▸ **WHAT TO PRODUCE**: Scan the entries below. List each line with "引流必备".

▸ **DATA SHOWN**:
-*-
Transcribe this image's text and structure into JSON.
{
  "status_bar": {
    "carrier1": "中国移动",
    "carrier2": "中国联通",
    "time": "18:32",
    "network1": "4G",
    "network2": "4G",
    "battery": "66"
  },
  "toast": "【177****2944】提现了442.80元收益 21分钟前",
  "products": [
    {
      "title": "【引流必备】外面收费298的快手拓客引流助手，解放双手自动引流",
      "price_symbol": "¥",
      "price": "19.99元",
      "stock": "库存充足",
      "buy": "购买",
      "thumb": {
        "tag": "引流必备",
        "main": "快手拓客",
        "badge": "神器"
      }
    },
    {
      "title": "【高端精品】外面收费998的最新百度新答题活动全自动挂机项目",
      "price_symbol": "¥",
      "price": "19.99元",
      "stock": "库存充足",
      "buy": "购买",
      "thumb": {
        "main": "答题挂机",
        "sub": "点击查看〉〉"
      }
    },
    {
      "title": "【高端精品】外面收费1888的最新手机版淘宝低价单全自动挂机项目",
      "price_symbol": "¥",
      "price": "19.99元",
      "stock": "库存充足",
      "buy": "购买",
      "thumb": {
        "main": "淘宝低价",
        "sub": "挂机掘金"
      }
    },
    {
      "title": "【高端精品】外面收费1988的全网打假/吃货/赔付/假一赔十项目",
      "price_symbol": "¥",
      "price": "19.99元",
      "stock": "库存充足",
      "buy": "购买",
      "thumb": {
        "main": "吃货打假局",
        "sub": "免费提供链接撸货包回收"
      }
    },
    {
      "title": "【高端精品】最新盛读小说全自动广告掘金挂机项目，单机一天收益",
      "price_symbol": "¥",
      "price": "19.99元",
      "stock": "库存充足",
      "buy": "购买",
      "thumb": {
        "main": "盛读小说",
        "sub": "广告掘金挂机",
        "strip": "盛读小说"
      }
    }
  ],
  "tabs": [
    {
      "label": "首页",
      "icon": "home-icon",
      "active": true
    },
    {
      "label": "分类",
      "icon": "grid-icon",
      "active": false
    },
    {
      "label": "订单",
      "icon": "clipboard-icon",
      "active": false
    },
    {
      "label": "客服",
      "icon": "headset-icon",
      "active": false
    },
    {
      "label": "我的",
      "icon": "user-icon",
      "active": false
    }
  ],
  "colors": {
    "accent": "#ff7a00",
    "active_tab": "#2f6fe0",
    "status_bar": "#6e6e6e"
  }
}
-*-
▸ **RESPONSE TO THIS EXERCISE**:
      "title": "【引流必备】外面收费298的快手拓客引流助手，解放双手自动引流",
        "tag": "引流必备",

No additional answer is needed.